fewer high-grade cervical lesions and cervical cancer in the second
screening, due to earlier detection and treatment.
In the first screen, the HPV tests found more of the early
changes that can precede cervical cancer than the Pap smear alone
Five years later, far fewer women in the HPV group had more
advanced lesions or cervical cancer than did the Pap-only
Four women in the HPV/Pap group were diagnosed with cervical
cancer, while 14 in the Pap-only group were.
When they looked at cervical cancer or advanced lesions, 88 in
the HPV arm of the study were diagnosed with one or the other
compared to 122 in the Pap-alone arm.
The improved protection against advanced lesions, the
researchers said, is due to the earlier detection of the precursor
lesions. When they were treated, it helped prevent them from
In an accompanying commentary, scientists from the U.S. National
Cancer Institute wrote that the Dutch trial does show the five-year
screening interval is safe. But they added that it is unclear if
the same results would hold true in a different population with
different testing guidelines.
The HPV test can be done using the same specimen collected for
the Pap test, Meijer said.
Costs of the tests differ. Meijer said Pap smears are about $38
in the Netherlands, while an HPV test costs about $64. However, the
Dutch Minister of Health recently recommended lowering the cost of
an HPV test to below that of the traditional Pap.
The new study is "further defining how we can incorporate HPV
testing into our screening program," said Dr. Elizabeth Poynor, a
gynecologic oncologist and pelvic surgeon at Lenox Hill Hospital,
in New York City.
She noted that she doesn't think the HPV screen will replace the
Pap test completely. "It may turn out to be a first-line screen.
Stay tuned for more," she said. "Certainly ask your physician if
you've had HPV."
In October, three U.S. cancer groups proposed new guidelines for
cervical cancer testing, extending intervals between screenings and
making other changes. These guidelines, issued by the American
Cancer Society and others, call for combination HPV/Pap smear
testing for women aged 30 and older.
After three normal Paps, women over 30 can have the test ever
two to three years, according to the American Cancer Society.
However, the U.S. Preventive Services Task Force remains
cautious about the use of the HPV test, standing by the Pap as the
best bet for now.
The Dutch study was funded by Zorg Onderzoek Nederland (the
Netherlands Organization for Health Research and Development).
To learn more about cervical cancer, visit the
U.S. National Institutes of Health.
Please be aware that this information is provided to supplement the care provided by your physician. It is neither intended nor implied to be a substitute for professional medical advice.
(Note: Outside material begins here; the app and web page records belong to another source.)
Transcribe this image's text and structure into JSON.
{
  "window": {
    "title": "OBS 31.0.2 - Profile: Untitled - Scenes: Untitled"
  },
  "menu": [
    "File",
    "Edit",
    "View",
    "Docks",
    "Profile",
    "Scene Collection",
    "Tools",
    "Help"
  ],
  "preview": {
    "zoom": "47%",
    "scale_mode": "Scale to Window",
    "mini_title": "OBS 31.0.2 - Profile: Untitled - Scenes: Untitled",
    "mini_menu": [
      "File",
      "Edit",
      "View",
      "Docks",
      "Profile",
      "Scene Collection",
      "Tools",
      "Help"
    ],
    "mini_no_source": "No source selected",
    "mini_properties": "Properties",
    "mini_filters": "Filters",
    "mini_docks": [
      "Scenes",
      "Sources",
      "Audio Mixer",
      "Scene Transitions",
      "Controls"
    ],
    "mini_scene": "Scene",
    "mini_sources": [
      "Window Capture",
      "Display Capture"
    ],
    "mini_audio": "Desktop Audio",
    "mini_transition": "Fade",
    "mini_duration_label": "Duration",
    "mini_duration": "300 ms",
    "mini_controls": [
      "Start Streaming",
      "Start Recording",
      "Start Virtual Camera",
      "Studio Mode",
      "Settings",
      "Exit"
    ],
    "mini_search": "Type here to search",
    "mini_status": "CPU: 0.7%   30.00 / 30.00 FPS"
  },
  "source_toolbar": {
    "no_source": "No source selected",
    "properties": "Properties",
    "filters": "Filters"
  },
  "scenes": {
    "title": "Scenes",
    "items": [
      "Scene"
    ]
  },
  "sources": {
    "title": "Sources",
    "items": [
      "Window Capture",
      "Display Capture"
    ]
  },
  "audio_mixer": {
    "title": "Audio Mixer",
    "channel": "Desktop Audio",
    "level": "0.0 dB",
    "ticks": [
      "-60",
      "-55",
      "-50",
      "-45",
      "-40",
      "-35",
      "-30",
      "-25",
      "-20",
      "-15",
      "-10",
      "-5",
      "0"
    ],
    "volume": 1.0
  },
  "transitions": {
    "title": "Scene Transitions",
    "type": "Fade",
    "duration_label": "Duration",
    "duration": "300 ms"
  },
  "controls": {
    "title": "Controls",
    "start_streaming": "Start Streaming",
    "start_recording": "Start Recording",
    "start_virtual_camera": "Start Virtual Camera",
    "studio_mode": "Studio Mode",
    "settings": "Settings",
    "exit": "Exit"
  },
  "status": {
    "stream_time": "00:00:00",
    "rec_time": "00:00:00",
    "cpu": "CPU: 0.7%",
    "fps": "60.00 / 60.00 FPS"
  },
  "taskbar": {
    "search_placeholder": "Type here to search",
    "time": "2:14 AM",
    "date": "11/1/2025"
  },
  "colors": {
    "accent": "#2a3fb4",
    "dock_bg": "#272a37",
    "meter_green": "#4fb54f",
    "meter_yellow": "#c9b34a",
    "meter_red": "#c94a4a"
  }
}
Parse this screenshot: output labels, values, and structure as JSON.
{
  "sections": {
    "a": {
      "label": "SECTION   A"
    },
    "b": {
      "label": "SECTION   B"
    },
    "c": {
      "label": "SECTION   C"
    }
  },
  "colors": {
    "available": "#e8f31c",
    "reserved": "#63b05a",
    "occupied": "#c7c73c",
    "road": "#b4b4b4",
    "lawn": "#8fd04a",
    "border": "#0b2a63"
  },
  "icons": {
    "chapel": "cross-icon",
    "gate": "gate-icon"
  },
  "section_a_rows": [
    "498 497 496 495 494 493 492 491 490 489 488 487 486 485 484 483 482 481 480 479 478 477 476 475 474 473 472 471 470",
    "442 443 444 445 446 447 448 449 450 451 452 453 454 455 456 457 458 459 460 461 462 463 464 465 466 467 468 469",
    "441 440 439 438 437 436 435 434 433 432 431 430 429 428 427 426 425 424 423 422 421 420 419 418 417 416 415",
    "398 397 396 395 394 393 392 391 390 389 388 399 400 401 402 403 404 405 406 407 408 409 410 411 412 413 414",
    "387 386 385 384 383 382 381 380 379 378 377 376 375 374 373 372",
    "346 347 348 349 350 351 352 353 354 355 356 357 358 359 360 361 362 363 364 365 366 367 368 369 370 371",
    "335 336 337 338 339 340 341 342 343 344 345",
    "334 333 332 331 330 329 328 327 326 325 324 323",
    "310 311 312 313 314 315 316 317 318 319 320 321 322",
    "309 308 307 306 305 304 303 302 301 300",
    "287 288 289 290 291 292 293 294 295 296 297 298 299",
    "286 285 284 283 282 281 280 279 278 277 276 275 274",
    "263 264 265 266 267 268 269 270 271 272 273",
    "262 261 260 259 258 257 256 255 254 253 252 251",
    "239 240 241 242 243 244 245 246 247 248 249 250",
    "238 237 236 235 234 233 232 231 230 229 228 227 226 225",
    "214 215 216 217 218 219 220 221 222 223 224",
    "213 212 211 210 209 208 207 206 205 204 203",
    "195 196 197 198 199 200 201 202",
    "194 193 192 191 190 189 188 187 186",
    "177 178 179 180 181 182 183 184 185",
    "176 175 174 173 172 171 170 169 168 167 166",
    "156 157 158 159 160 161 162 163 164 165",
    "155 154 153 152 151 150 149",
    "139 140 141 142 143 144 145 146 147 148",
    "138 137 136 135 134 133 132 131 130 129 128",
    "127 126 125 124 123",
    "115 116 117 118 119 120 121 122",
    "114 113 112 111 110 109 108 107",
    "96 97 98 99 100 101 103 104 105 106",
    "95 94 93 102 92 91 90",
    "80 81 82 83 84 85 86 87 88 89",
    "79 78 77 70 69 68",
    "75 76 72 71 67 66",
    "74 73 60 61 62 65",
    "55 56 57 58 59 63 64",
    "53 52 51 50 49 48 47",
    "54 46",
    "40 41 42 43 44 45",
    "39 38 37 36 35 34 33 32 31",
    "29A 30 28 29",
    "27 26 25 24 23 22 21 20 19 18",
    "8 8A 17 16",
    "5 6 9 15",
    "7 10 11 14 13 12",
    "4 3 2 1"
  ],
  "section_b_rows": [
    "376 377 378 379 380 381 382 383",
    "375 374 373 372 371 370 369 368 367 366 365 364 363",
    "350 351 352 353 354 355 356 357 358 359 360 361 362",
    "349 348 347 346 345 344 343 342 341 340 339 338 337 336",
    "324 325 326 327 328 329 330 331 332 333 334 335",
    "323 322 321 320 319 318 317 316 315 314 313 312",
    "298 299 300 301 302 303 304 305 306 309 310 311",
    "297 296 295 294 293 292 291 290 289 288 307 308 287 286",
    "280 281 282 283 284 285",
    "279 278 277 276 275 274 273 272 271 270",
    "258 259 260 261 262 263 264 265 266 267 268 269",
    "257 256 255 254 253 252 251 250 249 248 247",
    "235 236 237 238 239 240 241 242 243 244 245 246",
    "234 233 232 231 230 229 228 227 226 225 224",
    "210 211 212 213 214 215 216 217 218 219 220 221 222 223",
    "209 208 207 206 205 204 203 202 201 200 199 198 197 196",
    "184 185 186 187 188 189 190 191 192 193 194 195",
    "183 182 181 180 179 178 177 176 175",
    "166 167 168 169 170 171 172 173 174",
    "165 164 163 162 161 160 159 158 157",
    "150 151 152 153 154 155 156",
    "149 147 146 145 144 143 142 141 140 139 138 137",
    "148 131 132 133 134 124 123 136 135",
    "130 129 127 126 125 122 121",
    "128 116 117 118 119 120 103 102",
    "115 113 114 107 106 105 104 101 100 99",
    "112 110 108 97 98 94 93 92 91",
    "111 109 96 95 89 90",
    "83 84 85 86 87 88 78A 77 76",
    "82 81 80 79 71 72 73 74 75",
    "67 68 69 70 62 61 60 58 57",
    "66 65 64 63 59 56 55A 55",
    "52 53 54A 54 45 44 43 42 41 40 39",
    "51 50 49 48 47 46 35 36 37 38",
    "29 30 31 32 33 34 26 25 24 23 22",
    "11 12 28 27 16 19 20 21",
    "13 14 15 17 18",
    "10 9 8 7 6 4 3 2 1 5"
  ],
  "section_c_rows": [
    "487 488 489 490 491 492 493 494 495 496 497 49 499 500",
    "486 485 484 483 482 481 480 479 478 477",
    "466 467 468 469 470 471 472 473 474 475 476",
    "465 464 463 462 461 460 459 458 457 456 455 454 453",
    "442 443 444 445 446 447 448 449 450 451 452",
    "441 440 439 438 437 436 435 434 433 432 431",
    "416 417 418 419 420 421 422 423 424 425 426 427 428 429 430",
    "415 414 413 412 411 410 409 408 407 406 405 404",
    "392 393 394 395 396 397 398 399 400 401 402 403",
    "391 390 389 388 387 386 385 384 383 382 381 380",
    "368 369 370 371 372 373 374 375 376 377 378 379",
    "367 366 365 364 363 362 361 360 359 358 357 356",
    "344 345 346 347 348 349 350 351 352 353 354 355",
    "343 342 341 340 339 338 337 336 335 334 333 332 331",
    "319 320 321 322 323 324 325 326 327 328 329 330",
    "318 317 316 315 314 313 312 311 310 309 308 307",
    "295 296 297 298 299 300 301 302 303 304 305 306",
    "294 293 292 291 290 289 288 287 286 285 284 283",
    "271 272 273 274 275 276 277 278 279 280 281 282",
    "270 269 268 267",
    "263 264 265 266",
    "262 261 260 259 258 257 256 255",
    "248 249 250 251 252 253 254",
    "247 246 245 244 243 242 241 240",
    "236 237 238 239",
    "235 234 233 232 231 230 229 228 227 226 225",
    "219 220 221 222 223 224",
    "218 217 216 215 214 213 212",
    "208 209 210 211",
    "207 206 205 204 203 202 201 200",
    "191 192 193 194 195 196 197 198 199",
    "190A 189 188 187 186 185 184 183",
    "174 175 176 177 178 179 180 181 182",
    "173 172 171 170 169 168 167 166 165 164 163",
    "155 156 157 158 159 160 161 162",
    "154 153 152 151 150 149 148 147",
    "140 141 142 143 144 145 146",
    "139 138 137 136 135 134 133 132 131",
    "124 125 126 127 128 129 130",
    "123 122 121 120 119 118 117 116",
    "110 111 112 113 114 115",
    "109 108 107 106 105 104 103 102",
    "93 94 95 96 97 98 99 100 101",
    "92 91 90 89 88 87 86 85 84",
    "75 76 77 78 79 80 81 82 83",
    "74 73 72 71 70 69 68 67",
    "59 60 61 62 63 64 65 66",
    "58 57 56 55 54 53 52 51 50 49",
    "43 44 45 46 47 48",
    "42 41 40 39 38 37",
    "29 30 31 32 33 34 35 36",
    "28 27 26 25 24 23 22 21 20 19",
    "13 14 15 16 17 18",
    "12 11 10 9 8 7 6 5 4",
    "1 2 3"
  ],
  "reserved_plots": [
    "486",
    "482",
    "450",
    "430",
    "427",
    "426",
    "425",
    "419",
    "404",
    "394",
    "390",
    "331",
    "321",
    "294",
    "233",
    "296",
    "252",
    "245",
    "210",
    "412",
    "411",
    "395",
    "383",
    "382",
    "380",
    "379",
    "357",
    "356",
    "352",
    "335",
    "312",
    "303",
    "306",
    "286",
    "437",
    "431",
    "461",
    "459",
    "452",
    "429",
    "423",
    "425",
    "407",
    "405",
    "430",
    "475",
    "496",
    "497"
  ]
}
CALL YOUR HEALTHCARE PROVIDER IMMEDIATELY IF YOU THINK YOU MAY HAVE A MEDICAL EMERGENCY. Always seek the advice of your physician or other qualified health provider prior to starting any new treatment or with any questions you may have regarding a medical condition.
Copyright © EBSCO Publishing. All rights reserved.